This financial decision was not just about money, but money was a huge factor in my decision to pursue software engineering. This time I followed the numbers. My decision paid off, and our accounts grew well beyond my beliefs.

Financial Decision: Push Hard or Slow Down and Take a Break?

If we rely solely on math, would we ever quit our jobs? Wouldn’t the numbers tell us to keep working forever? Who would willingly walk away from a six-figure income? Who would decide to become a stay-at-home parent or take care of aging or ill family members?

We can throw ourselves into our careers, or we can take a step back, pursue other interests, decrease our hours, and even become stay-at-home parents or switch professions altogether.

None of these decisions make financial sense. We won’t earn more money, but we might just gain a more balanced life.

Some people are unwilling to give up their income because they are well compensated for their efforts. Some people stay because they simply love their work. Others don’t love their jobs but have no choice but to stay the course.

The rest of us have a choice and decide to leave despite the loss of income. We happily choose to ignore the math.

My Story: Take a Break

My husband and I put all of our energy into our traditional 9-to-5 careers. By the time we reached our early thirties, we were multi-millionaires. Then we had children, and I became a stay-at-home mom.

What if I had children earlier in life? Would I have pushed through those twelve years to reach financial independence, or would I have quit my job to spend more time with them?

We all know saving money faster is wiser, right? Because the sooner we save it, the sooner we can begin to invest it. Obviously, working your tail off for the first decade is the wisest financial decision, but that doesn’t mean it is the best decision for you to make.

Sometimes our hearts pull us in different directions than our wallets. In this case, I’m not sure if my heart would have overridden the math.

I gave up \$3 million dollars by choosing to quit my six-figure job, but I don’t know if I would make that same decision at a different point in time. I know plenty of people that wouldn’t give up that much.

The Influence of Age

Math is an important part of the decision-making process, but most decisions require a lot more analysis than that.

In fact, I think age is a more important factor than math. Our decisions change as we grow older. We may face the exact same decision point with a completely different perspective than we did just a decade ago.

Your perspective will change as you grow older. Run the numbers and check in with your emotional state, but go easy on yourself. Your decisions will change over time.

Let Go Of The Perfect Choice

Most importantly, remember that most decisions can be altered and changed. Keep that in mind, so you don’t keep searching for that one perfect decision to make.

Over the years, I’ve learned to let go of my perfectionistic ways. I’ve realized there isn’t an ideal choice. Some options will be better for financial reasons, and some will be better for our souls. Throughout our lives, most of us will choose a mix-and-match combination of both.

Sometimes we will run the calculations and look for the best return. Other times we will run the numbers, listen to our hearts, and blatantly ignore the math.

6 thoughts on “Making Financial Decisions: Mixing Emotions with Math”

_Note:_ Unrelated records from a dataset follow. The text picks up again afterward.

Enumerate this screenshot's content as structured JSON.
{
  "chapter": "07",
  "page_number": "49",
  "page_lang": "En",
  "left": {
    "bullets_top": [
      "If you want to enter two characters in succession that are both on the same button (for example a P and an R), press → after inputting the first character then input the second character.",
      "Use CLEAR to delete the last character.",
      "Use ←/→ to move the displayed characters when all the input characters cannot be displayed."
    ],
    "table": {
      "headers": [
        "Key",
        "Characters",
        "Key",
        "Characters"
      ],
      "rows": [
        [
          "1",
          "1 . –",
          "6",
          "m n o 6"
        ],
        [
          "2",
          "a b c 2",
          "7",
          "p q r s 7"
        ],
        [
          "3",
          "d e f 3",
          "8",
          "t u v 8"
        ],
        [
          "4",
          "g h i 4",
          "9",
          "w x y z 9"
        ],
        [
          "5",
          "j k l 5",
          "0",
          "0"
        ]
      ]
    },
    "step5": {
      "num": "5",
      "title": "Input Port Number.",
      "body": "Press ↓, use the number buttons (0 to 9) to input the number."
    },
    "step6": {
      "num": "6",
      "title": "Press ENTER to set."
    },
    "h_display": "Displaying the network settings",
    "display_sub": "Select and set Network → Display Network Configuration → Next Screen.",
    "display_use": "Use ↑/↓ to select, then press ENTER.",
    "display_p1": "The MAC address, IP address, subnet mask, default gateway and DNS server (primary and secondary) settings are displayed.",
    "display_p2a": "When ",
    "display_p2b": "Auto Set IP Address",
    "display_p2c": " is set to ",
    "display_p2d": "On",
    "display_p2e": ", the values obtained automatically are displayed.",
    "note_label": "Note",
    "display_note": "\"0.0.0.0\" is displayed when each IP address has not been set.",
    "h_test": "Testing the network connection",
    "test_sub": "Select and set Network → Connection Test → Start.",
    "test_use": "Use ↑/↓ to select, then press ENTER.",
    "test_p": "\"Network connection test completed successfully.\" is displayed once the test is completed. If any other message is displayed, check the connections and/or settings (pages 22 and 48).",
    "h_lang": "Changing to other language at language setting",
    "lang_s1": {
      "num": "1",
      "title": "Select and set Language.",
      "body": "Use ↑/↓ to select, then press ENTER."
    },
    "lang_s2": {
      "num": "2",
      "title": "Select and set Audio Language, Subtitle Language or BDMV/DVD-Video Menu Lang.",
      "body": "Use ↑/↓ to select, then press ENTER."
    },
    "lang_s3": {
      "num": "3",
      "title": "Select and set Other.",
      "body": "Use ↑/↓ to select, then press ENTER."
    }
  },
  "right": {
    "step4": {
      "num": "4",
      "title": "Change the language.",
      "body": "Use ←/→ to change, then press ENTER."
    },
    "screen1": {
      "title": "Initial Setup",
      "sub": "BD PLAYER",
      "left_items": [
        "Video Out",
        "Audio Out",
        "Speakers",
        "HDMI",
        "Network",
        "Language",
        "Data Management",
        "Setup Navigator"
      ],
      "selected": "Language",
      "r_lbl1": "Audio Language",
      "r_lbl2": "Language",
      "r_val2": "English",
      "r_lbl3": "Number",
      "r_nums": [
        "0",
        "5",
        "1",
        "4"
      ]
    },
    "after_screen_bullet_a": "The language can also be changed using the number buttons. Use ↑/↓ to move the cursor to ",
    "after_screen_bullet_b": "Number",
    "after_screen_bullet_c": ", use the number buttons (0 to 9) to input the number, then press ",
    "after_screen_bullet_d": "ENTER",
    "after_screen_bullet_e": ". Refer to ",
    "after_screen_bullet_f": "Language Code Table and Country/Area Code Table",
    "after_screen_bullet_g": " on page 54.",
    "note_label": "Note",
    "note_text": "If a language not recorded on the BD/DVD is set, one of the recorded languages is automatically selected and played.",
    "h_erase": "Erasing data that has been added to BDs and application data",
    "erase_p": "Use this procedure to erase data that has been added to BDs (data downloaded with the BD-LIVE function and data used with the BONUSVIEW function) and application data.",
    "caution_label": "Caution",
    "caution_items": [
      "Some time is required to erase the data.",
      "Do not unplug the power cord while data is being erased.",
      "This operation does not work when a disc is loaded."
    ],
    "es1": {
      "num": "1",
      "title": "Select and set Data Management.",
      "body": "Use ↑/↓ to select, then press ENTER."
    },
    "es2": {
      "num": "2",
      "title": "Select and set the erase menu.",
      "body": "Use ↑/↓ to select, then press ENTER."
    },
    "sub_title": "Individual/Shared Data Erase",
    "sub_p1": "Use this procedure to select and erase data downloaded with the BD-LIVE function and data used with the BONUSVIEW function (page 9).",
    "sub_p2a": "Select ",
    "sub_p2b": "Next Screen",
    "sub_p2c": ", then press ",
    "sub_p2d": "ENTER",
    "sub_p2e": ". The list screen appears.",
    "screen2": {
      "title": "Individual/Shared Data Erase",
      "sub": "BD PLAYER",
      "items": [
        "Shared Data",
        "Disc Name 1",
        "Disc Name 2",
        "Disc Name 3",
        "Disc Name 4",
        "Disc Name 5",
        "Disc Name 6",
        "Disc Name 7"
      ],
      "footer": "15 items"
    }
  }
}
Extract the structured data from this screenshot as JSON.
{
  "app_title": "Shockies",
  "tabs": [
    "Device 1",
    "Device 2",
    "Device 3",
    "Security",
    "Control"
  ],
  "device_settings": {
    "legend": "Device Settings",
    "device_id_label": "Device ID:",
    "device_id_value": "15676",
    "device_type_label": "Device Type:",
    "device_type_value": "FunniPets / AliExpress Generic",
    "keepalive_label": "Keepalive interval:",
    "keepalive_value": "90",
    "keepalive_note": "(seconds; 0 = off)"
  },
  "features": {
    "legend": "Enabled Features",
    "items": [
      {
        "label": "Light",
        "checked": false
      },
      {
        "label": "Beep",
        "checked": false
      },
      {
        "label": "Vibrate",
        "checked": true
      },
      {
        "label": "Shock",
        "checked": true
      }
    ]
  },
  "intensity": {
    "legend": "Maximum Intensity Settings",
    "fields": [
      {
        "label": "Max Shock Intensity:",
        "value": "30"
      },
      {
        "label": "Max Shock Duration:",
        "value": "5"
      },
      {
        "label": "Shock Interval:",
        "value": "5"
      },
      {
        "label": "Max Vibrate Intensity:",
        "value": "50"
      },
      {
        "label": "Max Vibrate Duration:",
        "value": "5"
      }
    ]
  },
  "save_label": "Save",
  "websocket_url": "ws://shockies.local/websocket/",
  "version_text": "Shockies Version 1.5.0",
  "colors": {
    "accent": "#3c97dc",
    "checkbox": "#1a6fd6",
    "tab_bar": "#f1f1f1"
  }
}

1. This was great! I never seem to make financial decisions just based on the numbers – there are always emotions involved. Sometimes I have to listen to the emotions more, sometimes the numbers make too much sense. Great examples too!

• Thanks. Personal finance enthusiasts often make the decisions feel so easy. Like just follow the numbers and the rest will work out, but how many of us can remove our emotions and just look at the math? Is it even a good idea when we do? Usually, it’s not.

2. I have most definitely made financial decisions that make no numerical sense.

Having four kids, homeschooling, always working part-time…none of these are decisions that any financial calculator would recommend!

And the result of those decisions is easy to see in our retirement accounts. But I’m not that fussed about it, because I’m happy with the decisions that got us here.